Instead of actually working out, she…well…didn’t.
This is kind of how that conversation went:
Me: “So, what about the workout do you dislike?”
Her: “All of it.”
Me: “Okaaaay….let’s start with the basics. What are you actually doing?”
Her: “Well, it’s one of the workouts I found on your site – like you increase the speed or incline for a minute and then you rest…like that.”
Me: “So is the workout uncomfortable for you?”
Me: “So is it the incline or the speed that bothers you the most?”
Her: “No, what bothers me the most is the treadmill. I hate it.”
Ahhhhh. Now we’re getting somewhere.
When I informed her that there was no constitutional law requiring her to use a treadmill, she was like, “But, it said in your article that interval training is really good for you and the treadmill is easy to adjust and stuff. And I have one at home and everything.”
My response: “Okay, those are all good things, but maybe we need to step back a bit and forget about the treadmill for a minute. What is it you actually like to do for exercise?”
Her answer? Yoga. “But yoga won’t help me lose weight.”
My response: “How much weight will you lose if you never actually workout?”
Her response: “Um…oh. Well. Yeah. I get that.”
The point is, if you like yoga, start there. If you like taking walks, do that every day. Is it an hour of intense, lung-burning cardio? No. Will it change the world? Maybe not mine, but it might change yours.
Spend time doing what you enjoy and, eventually you’ll probably want to expand your horizons and try new things. You’re not going to get anywhere if your workouts are miserable.
3. It Has to Fit and It Has to Make Sense
The way most people approach exercise is to try to fit their lives around it. Like, someone told you (maybe me, probably everyone who ever talks about exercise) you have to workout for at least an hour every day.
So you plan on doing that every day, but then you don’t do it. Why?
It could be because you’re doing something you hate (see above). It could also be that it doesn’t fit with your current lifestyle and situation.
If you don’t have an hour, forget trying to workout for an hour. If you hate the gym and it’s nowhere near where you live, you don’t have to go there.

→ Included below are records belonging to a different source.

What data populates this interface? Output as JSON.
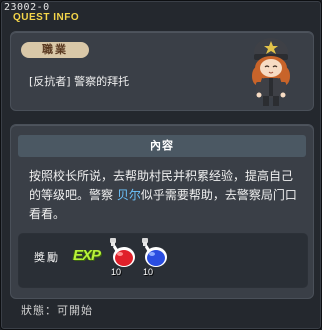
{
  "window": {
    "id_text": "23002-0",
    "title": "QUEST INFO"
  },
  "job": {
    "tag_label": "職業",
    "quest_name": "[反抗者] 警察的拜托"
  },
  "content": {
    "header": "內容",
    "description_before": "按照校长所说，去帮助村民并积累经验，提高自己的等级吧。警察 ",
    "npc_name": "贝尔",
    "description_after": "似乎需要帮助，去警察局门口看看。"
  },
  "reward": {
    "label": "獎勵",
    "exp_label": "EXP",
    "items": [
      {
        "icon": "red-potion-icon",
        "quantity": "10",
        "color": "#e0202a"
      },
      {
        "icon": "blue-potion-icon",
        "quantity": "10",
        "color": "#2a4de0"
      }
    ]
  },
  "status": {
    "text": "狀態：可開始"
  },
  "colors": {
    "title_accent": "#f5d64a",
    "npc_highlight": "#6cc4ff",
    "exp_green": "#b8f23a"
  }
}
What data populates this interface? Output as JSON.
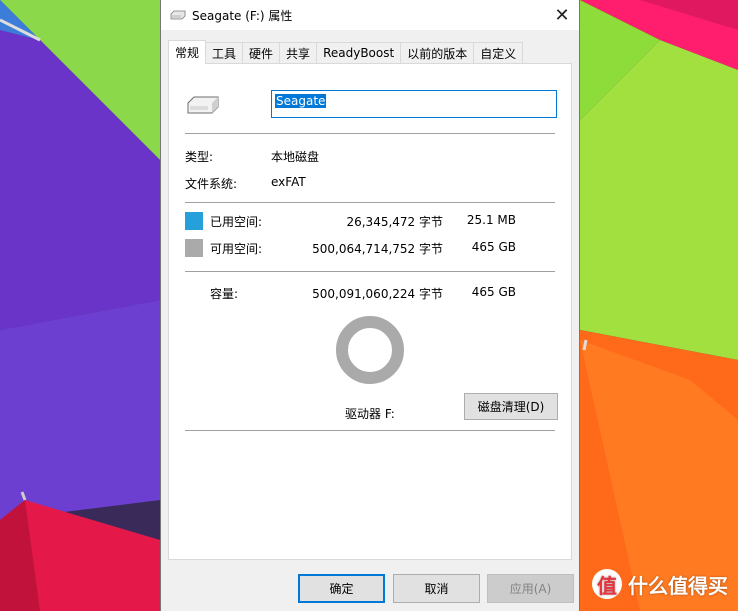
{
  "window": {
    "title": "Seagate (F:) 属性",
    "close_glyph": "✕"
  },
  "tabs": [
    {
      "label": "常规",
      "active": true
    },
    {
      "label": "工具"
    },
    {
      "label": "硬件"
    },
    {
      "label": "共享"
    },
    {
      "label": "ReadyBoost"
    },
    {
      "label": "以前的版本"
    },
    {
      "label": "自定义"
    }
  ],
  "general": {
    "volume_name": "Seagate",
    "type_label": "类型:",
    "type_value": "本地磁盘",
    "fs_label": "文件系统:",
    "fs_value": "exFAT",
    "used_label": "已用空间:",
    "used_bytes": "26,345,472 字节",
    "used_size": "25.1 MB",
    "free_label": "可用空间:",
    "free_bytes": "500,064,714,752 字节",
    "free_size": "465 GB",
    "capacity_label": "容量:",
    "capacity_bytes": "500,091,060,224 字节",
    "capacity_size": "465 GB",
    "drive_label": "驱动器 F:",
    "cleanup_button": "磁盘清理(D)",
    "used_fraction": 5.27e-05
  },
  "buttons": {
    "ok": "确定",
    "cancel": "取消",
    "apply": "应用(A)"
  },
  "colors": {
    "used": "#26a0da",
    "free": "#aaaaaa",
    "accent": "#0078d7"
  },
  "watermark": {
    "badge": "值",
    "text": "什么值得买"
  }
}
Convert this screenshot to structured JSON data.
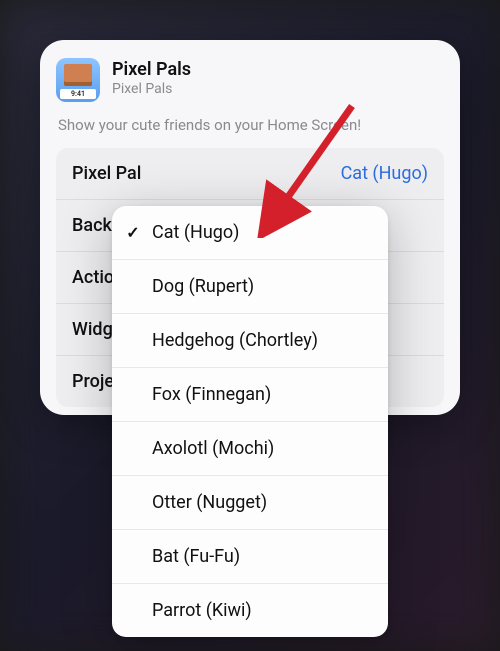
{
  "header": {
    "title": "Pixel Pals",
    "subtitle": "Pixel Pals"
  },
  "description": "Show your cute friends on your Home Screen!",
  "settings": {
    "rows": [
      {
        "label": "Pixel Pal",
        "value": "Cat (Hugo)"
      },
      {
        "label": "Backg",
        "value": ""
      },
      {
        "label": "Action",
        "value": ""
      },
      {
        "label": "Widge",
        "value": ""
      },
      {
        "label": "Projec",
        "value": ""
      }
    ]
  },
  "dropdown": {
    "items": [
      {
        "label": "Cat (Hugo)",
        "selected": true
      },
      {
        "label": "Dog (Rupert)",
        "selected": false
      },
      {
        "label": "Hedgehog (Chortley)",
        "selected": false
      },
      {
        "label": "Fox (Finnegan)",
        "selected": false
      },
      {
        "label": "Axolotl (Mochi)",
        "selected": false
      },
      {
        "label": "Otter (Nugget)",
        "selected": false
      },
      {
        "label": "Bat (Fu-Fu)",
        "selected": false
      },
      {
        "label": "Parrot (Kiwi)",
        "selected": false
      }
    ]
  },
  "checkmark": "✓"
}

Think about what actually fits with your life. Sit down with your schedule, your to do list, your calendar and ask yourself –
- Where can I fit in some exercise?
- How can I do my workouts in such a way that my entire life isn’t disrupted?
- What would actually make me feel good to accomplish every day?
For example, would a 10-minute workout make you feel good? What about a daily walk after lunch?
What makes sense to YOU. That’s much more important to figure out than to keep scheduling things that don’t work.
With all that in mind, how can you find the value in exercise? How can you make it worth doing? Once you figure that out, the rest gets a little easier.
Need some guidance on getting started or finding the perfect workout for you? That’s what I do for a living. Email me.